The process yields tangible results. PTW has produced Felty and Frumi Cohen's musical 50 West 50 and Kathy Anderson's Incoming, and will première Anderson's The Meatpackers Book Club later this spring, all "PlayShopped." Other scripts have reached full production by Philadelphia's Flashpoint Theatre Co., the Brooklyn Arts Exchange and other companies across the country.
"Workshop is really the best way to go," says Catherine Rush, who teaches the Wilma Theater Studio School's advanced playwriting seminar, "but it's not done often because of the expense. Having the time to work through your play and really explore what you have written with a director and actors is a blessing that is afforded very few playwrights." The PTW process, she says, used to occur in rehearsals for a full production, "but that isn't possible now with the rehearsal periods getting shorter and shorter due to financial concerns."
PTW is so committed to its PlayShop process that it's already issued a call for submissions for 2010's festival. PTW is encouraging — along with PlayPenn, the Philadelphia Dramatists Center, the Theatre Alliance and the growing number of local companies producing new plays — a renaissance in new plays by local playwrights.
Where do new plays come from?
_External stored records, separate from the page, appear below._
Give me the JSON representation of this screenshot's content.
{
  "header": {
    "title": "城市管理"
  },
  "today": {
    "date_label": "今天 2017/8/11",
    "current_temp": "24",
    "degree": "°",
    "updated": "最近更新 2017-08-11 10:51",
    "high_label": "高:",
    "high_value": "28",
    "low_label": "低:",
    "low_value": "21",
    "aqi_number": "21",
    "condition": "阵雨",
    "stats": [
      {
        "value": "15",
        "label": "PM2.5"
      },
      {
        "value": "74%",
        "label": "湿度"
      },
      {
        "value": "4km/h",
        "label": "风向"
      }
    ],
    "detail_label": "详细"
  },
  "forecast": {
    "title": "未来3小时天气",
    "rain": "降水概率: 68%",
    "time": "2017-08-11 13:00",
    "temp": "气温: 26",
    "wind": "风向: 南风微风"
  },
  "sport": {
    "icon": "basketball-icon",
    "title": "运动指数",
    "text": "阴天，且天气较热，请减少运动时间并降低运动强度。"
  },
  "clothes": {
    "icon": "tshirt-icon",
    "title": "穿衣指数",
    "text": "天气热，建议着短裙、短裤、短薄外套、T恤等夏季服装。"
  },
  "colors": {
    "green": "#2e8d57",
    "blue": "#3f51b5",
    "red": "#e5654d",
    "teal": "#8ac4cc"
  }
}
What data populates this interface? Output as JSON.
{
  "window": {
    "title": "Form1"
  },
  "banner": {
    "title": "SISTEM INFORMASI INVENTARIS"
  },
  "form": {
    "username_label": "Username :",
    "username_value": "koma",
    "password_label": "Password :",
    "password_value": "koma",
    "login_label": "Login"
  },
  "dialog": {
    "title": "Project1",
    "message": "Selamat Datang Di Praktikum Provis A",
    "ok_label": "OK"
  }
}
More and more, from Philadelphia.
PlayShop Festival | March 7-22, $10 per performance, Philadelphia Theatre Workshop at the Shubin Theatre, 407 Bainbridge St., 215-316-1361, philadelphiatheatreworkshop.org.